··· Source records

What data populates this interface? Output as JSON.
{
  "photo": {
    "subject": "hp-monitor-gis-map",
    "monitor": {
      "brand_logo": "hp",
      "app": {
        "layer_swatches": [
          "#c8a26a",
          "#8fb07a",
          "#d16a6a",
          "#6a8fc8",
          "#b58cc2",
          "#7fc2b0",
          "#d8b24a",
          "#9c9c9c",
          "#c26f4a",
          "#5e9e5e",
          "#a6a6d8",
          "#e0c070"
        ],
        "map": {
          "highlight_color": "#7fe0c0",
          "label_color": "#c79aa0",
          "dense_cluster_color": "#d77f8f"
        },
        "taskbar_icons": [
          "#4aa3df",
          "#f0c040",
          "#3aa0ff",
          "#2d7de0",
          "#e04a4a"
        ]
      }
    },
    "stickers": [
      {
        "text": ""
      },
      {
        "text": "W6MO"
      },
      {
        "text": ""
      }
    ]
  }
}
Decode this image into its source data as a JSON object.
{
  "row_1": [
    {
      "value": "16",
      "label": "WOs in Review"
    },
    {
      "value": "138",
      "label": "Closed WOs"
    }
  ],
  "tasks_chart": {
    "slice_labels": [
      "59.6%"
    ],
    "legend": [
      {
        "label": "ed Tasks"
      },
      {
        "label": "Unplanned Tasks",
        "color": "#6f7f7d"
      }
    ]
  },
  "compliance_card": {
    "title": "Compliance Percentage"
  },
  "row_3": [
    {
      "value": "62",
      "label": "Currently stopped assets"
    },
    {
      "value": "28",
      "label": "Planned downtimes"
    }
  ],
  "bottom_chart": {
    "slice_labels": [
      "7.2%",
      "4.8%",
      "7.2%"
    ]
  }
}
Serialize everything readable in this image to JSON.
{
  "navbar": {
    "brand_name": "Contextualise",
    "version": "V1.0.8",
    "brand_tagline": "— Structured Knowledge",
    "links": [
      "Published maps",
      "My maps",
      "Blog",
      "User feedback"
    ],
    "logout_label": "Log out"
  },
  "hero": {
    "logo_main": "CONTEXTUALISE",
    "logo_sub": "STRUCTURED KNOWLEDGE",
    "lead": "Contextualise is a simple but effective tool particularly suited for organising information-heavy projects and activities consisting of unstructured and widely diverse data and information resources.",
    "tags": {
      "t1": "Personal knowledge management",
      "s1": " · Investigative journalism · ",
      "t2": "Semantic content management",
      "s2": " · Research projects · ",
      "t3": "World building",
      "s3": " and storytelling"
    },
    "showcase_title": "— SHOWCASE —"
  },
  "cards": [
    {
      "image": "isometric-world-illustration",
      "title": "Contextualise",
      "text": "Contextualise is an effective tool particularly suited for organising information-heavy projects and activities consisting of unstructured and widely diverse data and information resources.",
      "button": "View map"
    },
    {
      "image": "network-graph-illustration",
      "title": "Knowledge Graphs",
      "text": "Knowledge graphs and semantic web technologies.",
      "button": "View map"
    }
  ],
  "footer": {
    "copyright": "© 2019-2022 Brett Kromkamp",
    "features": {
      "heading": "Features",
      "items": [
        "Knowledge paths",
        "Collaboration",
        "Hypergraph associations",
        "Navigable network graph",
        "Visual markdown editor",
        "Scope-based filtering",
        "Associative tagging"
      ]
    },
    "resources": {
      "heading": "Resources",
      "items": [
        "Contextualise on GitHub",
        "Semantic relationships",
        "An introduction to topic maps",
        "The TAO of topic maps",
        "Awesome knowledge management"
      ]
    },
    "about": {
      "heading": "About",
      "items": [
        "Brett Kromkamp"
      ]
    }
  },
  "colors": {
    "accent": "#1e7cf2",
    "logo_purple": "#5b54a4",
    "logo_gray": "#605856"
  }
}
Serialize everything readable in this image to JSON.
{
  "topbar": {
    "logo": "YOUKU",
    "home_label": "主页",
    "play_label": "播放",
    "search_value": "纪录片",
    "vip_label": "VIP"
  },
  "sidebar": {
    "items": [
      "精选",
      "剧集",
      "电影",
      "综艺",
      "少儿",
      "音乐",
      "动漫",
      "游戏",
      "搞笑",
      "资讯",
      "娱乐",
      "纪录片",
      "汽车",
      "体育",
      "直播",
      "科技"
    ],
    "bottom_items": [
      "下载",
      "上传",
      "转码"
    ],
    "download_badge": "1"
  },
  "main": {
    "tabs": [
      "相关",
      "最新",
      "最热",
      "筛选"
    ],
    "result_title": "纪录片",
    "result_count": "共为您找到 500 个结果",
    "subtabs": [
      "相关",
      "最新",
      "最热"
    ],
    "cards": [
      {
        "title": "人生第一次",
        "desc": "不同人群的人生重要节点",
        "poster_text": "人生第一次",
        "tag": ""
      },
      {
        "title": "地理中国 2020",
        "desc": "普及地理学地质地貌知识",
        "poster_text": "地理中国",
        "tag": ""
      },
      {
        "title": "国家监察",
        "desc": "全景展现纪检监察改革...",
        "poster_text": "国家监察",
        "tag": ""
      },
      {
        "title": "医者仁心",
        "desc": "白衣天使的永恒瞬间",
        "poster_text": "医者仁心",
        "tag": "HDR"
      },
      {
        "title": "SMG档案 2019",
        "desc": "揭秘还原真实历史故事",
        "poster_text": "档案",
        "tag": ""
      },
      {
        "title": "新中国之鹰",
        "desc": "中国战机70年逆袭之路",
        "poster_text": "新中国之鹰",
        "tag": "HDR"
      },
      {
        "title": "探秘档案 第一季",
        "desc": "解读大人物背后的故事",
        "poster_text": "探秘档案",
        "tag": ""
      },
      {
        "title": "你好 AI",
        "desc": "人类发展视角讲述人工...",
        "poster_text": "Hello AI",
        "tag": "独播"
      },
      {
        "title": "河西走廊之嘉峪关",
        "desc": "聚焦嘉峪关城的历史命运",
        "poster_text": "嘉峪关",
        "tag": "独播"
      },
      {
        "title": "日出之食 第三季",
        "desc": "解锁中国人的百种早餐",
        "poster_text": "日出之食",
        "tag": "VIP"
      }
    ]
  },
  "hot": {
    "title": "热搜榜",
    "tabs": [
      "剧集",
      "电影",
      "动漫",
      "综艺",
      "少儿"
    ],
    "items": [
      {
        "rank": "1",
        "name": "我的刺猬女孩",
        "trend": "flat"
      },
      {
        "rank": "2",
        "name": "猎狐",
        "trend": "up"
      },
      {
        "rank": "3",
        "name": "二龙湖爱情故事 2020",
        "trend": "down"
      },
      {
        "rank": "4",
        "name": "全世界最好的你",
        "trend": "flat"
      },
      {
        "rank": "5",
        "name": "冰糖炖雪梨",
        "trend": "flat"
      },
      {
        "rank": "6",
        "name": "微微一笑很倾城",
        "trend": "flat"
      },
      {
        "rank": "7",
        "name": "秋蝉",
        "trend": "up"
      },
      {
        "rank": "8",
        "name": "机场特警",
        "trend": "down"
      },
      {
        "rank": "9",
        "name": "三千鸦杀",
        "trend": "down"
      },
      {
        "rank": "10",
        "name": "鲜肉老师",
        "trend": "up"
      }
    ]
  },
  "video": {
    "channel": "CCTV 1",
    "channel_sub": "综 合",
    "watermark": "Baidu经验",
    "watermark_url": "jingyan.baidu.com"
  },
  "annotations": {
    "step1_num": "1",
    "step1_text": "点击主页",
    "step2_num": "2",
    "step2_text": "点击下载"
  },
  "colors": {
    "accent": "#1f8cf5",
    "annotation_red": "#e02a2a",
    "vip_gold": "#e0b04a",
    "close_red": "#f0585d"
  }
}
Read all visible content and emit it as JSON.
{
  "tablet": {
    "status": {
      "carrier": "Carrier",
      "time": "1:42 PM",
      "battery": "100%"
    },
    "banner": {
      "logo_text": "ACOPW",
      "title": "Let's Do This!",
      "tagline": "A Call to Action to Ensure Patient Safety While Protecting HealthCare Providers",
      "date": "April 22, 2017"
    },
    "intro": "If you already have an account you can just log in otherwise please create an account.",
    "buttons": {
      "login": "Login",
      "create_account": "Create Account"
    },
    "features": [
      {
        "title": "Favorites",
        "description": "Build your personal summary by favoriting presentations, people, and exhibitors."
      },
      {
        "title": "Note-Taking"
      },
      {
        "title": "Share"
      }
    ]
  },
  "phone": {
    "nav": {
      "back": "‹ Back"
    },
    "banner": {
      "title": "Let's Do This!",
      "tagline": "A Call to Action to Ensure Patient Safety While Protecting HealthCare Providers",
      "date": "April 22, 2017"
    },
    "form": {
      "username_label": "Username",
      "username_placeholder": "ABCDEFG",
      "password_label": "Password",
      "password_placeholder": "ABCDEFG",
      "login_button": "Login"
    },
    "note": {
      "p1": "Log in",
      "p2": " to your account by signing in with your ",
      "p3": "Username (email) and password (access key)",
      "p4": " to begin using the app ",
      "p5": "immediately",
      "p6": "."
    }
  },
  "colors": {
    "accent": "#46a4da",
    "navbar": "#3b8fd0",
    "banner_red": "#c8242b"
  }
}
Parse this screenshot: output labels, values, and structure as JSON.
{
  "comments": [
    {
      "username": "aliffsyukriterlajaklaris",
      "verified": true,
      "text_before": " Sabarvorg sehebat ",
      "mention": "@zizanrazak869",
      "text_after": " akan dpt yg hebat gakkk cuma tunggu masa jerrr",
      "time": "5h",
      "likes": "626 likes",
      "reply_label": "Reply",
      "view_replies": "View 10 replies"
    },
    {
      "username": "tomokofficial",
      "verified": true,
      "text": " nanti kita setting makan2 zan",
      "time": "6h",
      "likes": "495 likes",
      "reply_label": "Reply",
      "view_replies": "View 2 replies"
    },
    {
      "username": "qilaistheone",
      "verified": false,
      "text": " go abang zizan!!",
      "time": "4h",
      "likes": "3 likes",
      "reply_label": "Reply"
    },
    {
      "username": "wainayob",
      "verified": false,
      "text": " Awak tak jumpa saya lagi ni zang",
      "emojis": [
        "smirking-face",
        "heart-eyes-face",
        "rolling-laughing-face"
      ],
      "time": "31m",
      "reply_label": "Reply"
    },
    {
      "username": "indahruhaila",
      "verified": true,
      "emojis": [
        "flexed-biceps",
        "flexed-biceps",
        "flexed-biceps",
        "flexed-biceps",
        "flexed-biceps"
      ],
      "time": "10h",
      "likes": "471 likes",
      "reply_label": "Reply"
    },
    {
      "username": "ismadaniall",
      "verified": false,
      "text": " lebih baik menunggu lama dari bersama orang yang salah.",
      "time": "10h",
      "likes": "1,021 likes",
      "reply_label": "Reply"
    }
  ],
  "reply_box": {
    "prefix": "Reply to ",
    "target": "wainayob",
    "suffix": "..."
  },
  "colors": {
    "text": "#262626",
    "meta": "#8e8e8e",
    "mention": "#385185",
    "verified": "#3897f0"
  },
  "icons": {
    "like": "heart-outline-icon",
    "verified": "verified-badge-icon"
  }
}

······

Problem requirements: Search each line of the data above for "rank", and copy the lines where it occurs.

Answer to this exercise:
        "rank": "1",
        "rank": "2",
        "rank": "3",
        "rank": "4",
        "rank": "5",
        "rank": "6",
        "rank": "7",
        "rank": "8",
        "rank": "9",
        "rank": "10",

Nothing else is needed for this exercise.